**nondeterministic effects**are just a notational convenience, not a source of additional representational power. For any action schema $a$ with nondeterministic effect $P \lor Q$, we could always replace it with the conditional effects ${~R{:}~P} \land {~\lnot R{:}~Q}$, which in turn can be reduced to two regular actions. The proposition $R$ stands for a random proposition that is unknown in the initial state and for which there are no sensing actions. Is this argument correct? Consider separately two cases, one in which only one instance of action schema $a$ is in the plan, the other in which more than one instance is.

Consider the following argument: In a framework that allows uncertain
initial states, **nondeterministic effects**
are just a notational convenience, not a source of additional
representational power. For any action schema $a$ with nondeterministic

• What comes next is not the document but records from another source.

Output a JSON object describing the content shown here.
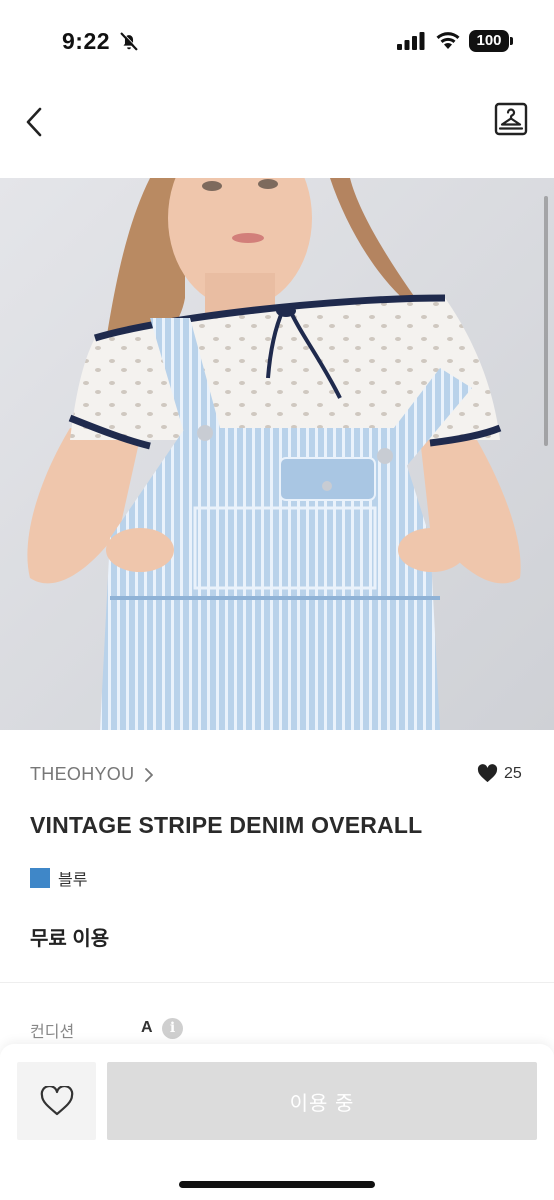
{
  "status_bar": {
    "time": "9:22",
    "battery": "100",
    "icons": [
      "bell-off-icon",
      "signal-icon",
      "wifi-icon",
      "battery-icon"
    ]
  },
  "nav": {
    "back_icon": "chevron-left-icon",
    "action_icon": "hanger-icon"
  },
  "product": {
    "image_icon": "product-photo",
    "brand": "THEOHYOU",
    "like_count": "25",
    "title": "VINTAGE STRIPE DENIM OVERALL",
    "color_name": "블루",
    "color_hex": "#3f87c8",
    "price_label": "무료 이용",
    "condition_label": "컨디션",
    "condition_value": "A",
    "info_icon_glyph": "i"
  },
  "bottom_bar": {
    "wish_icon": "heart-outline-icon",
    "cta_label": "이용 중"
  }
}
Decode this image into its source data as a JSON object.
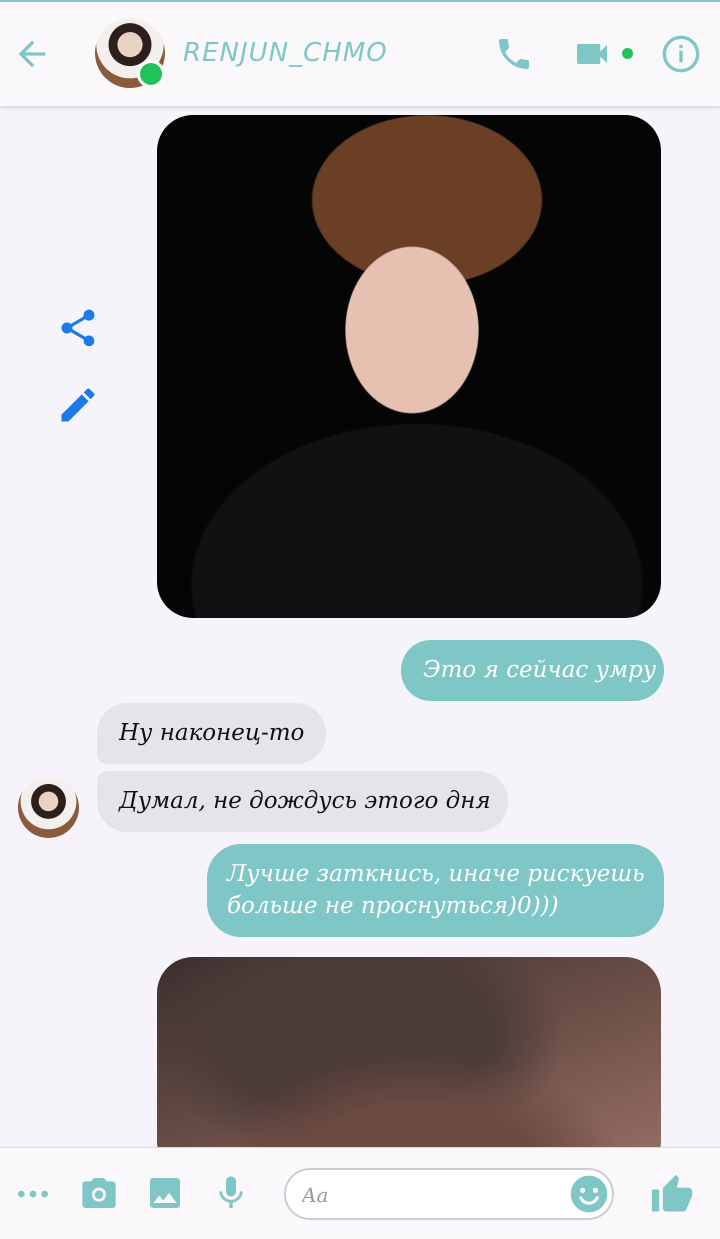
{
  "header": {
    "contact_name": "RENJUN_CHMO",
    "online": true
  },
  "messages": [
    {
      "type": "image",
      "direction": "outgoing",
      "description_icon": "photo"
    },
    {
      "type": "text",
      "direction": "outgoing",
      "text": "Это я сейчас умру"
    },
    {
      "type": "text",
      "direction": "incoming",
      "text": "Ну наконец-то"
    },
    {
      "type": "text",
      "direction": "incoming",
      "text": "Думал, не дождусь этого дня"
    },
    {
      "type": "text",
      "direction": "outgoing",
      "lines": [
        "Лучше заткнись, иначе рискуешь",
        "больше не проснуться)0)))"
      ]
    },
    {
      "type": "image",
      "direction": "outgoing",
      "description_icon": "photo"
    }
  ],
  "composer": {
    "placeholder": "Aa"
  },
  "colors": {
    "accent": "#7fc7c6",
    "outgoing_bubble": "#7fc7c6",
    "incoming_bubble": "#e6e4e9",
    "online": "#22c25a",
    "action_blue": "#1a7be8"
  },
  "icons": {
    "back": "arrow-left-icon",
    "call": "phone-icon",
    "video": "video-camera-icon",
    "info": "info-icon",
    "share": "share-icon",
    "edit": "pencil-icon",
    "more": "more-dots-icon",
    "camera": "camera-icon",
    "gallery": "image-icon",
    "mic": "microphone-icon",
    "emoji": "emoji-icon",
    "like": "thumbs-up-icon"
  }
}
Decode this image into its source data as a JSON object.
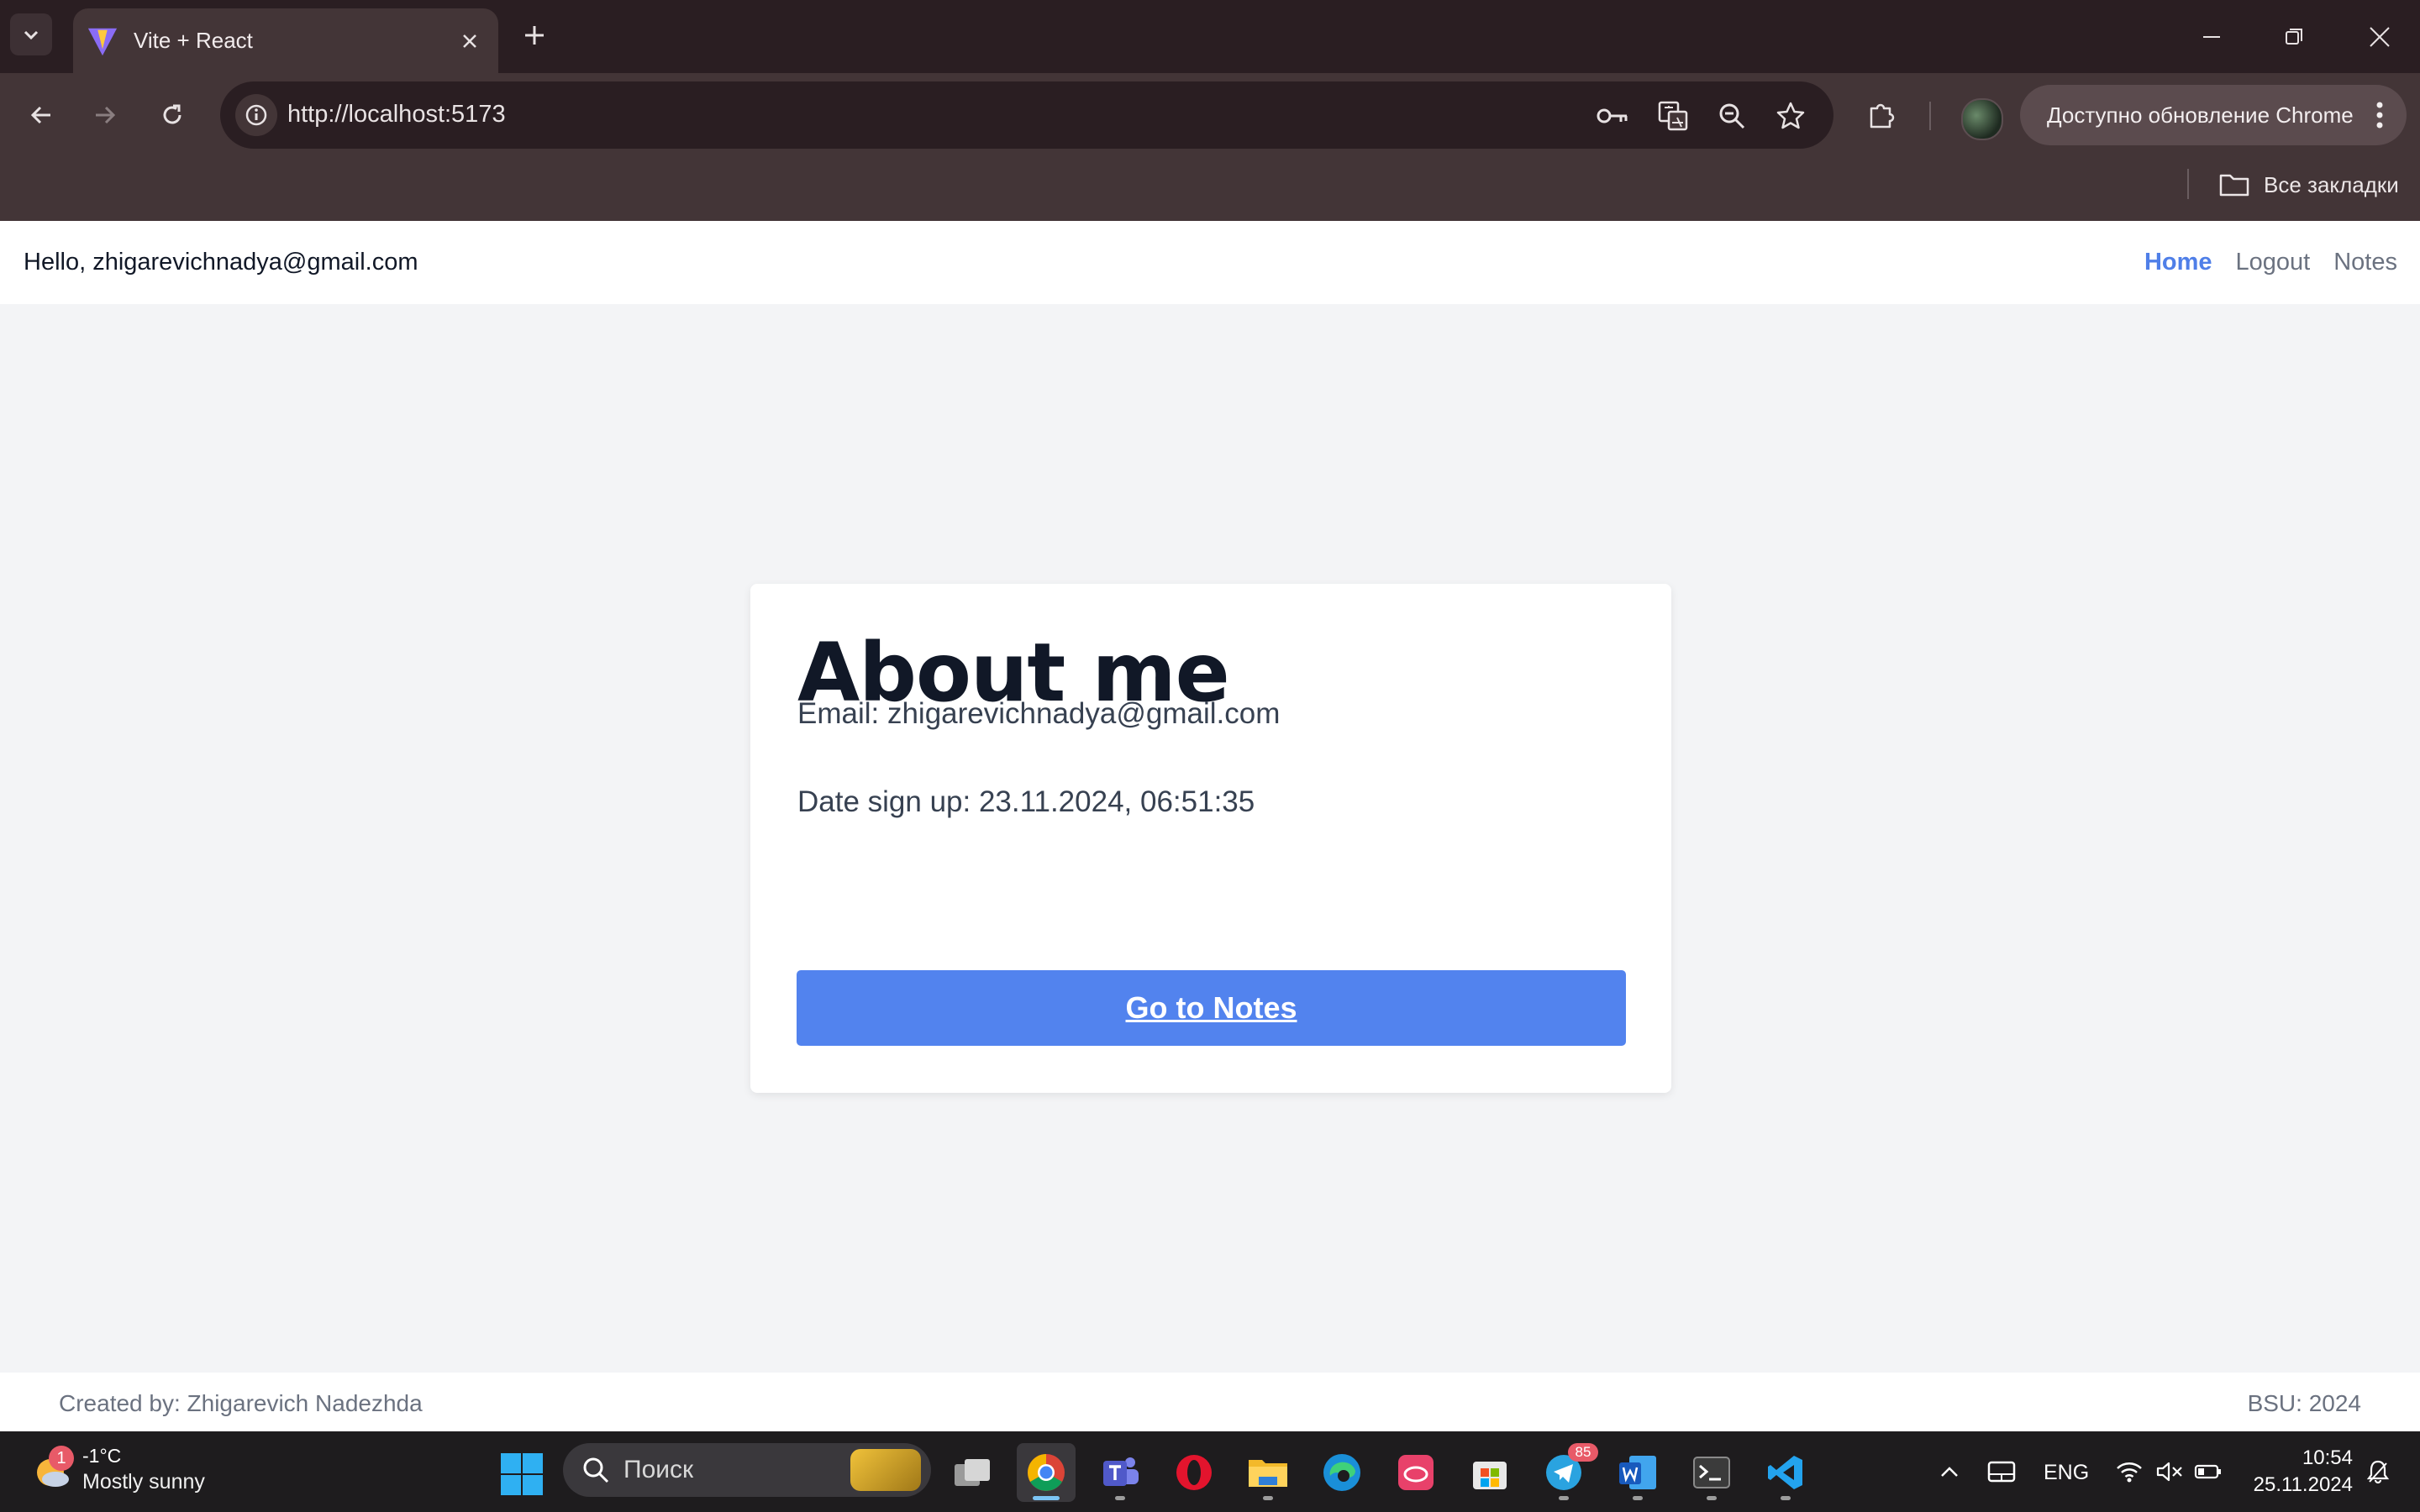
{
  "browser": {
    "tab_title": "Vite + React",
    "url": "http://localhost:5173",
    "update_button_label": "Доступно обновление Chrome",
    "bookmarks_all_label": "Все закладки",
    "icons": [
      "tab-search-icon",
      "vite-favicon",
      "close-icon",
      "new-tab-icon",
      "minimize-icon",
      "restore-icon",
      "window-close-icon",
      "back-icon",
      "forward-icon",
      "reload-icon",
      "site-info-icon",
      "password-key-icon",
      "translate-icon",
      "zoom-icon",
      "bookmark-star-icon",
      "extensions-icon",
      "profile-avatar",
      "more-menu-icon",
      "folder-icon"
    ]
  },
  "header": {
    "greeting": "Hello, zhigarevichnadya@gmail.com",
    "nav": {
      "home": "Home",
      "logout": "Logout",
      "notes": "Notes"
    }
  },
  "card": {
    "title": "About me",
    "email_line": "Email: zhigarevichnadya@gmail.com",
    "date_line": "Date sign up: 23.11.2024, 06:51:35",
    "button_label": "Go to Notes"
  },
  "footer": {
    "created_by": "Created by: Zhigarevich Nadezhda",
    "org": "BSU: 2024"
  },
  "taskbar": {
    "weather_badge": "1",
    "weather_temp": "-1°C",
    "weather_desc": "Mostly sunny",
    "search_placeholder": "Поиск",
    "telegram_badge": "85",
    "language": "ENG",
    "time": "10:54",
    "date": "25.11.2024"
  },
  "colors": {
    "accent": "#5283ee",
    "nav_active": "#4f7fe8",
    "chrome_dark": "#2a1e22",
    "chrome_toolbar": "#433537",
    "page_bg": "#f3f4f6"
  }
}
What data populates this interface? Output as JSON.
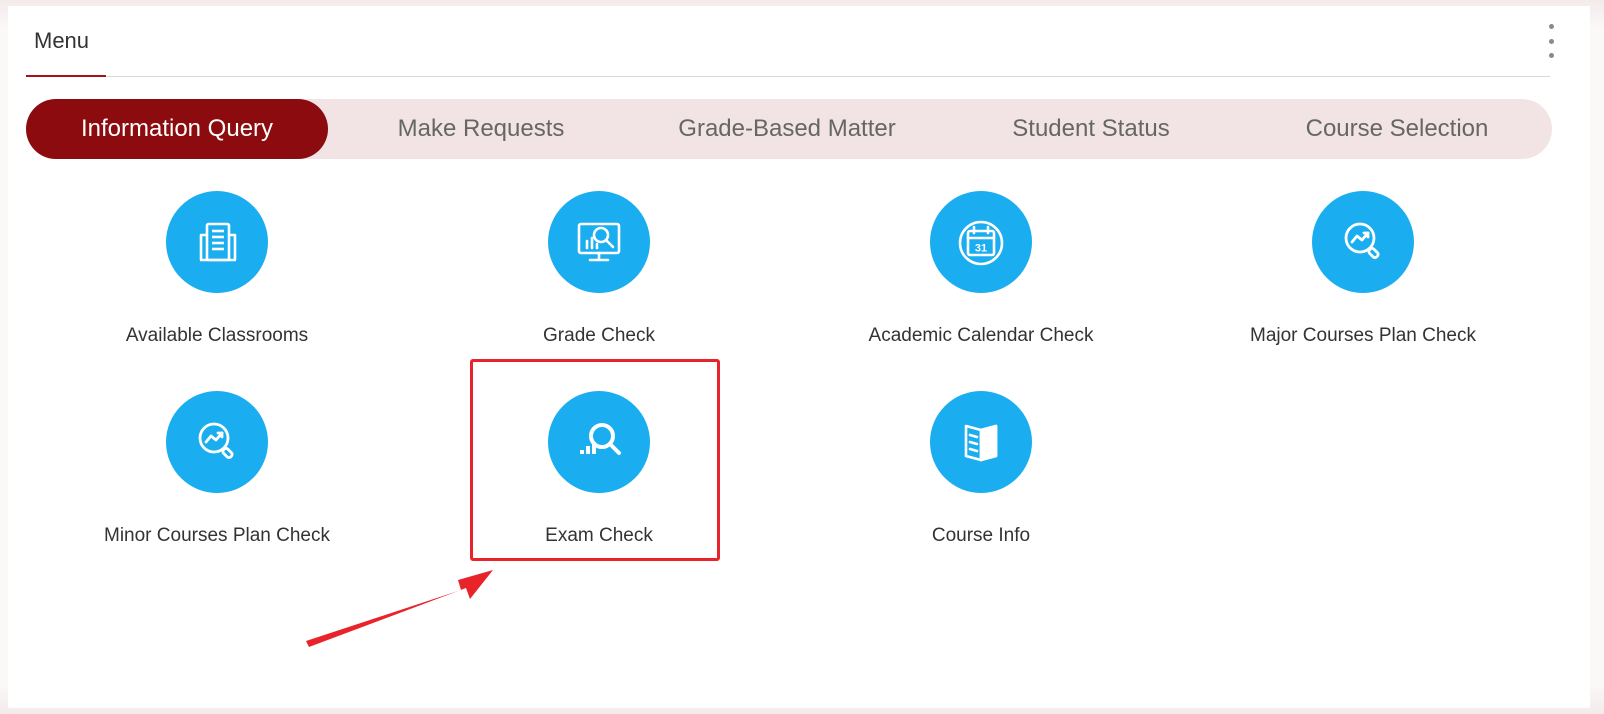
{
  "header": {
    "title": "Menu",
    "more_icon": "more-vertical-icon"
  },
  "tabs": [
    {
      "label": "Information Query",
      "active": true
    },
    {
      "label": "Make Requests",
      "active": false
    },
    {
      "label": "Grade-Based Matter",
      "active": false
    },
    {
      "label": "Student Status",
      "active": false
    },
    {
      "label": "Course Selection",
      "active": false
    }
  ],
  "tiles": [
    {
      "label": "Available Classrooms",
      "icon": "building-icon"
    },
    {
      "label": "Grade Check",
      "icon": "monitor-search-icon"
    },
    {
      "label": "Academic Calendar Check",
      "icon": "calendar-icon"
    },
    {
      "label": "Major Courses Plan Check",
      "icon": "trend-search-icon"
    },
    {
      "label": "Minor Courses Plan Check",
      "icon": "trend-search-icon"
    },
    {
      "label": "Exam Check",
      "icon": "chart-search-icon"
    },
    {
      "label": "Course Info",
      "icon": "book-icon"
    }
  ],
  "calendar_day": "31",
  "colors": {
    "accent": "#8c0b0e",
    "tab_bg": "#f2e4e5",
    "icon_bg": "#1aaef0",
    "annotation": "#e8232a"
  }
}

effect $P \lor Q$, we could always replace it with the conditional
effects ${~R{:}~P} \land
{~\lnot R{:}~Q}$, which in turn can be
reduced to two regular actions. The proposition $R$ stands for a random
proposition that is unknown in the initial state and for which there are
no sensing actions. Is this argument correct? Consider separately two
cases, one in which only one instance of action schema $a$ is in the
plan, the other in which more than one instance is.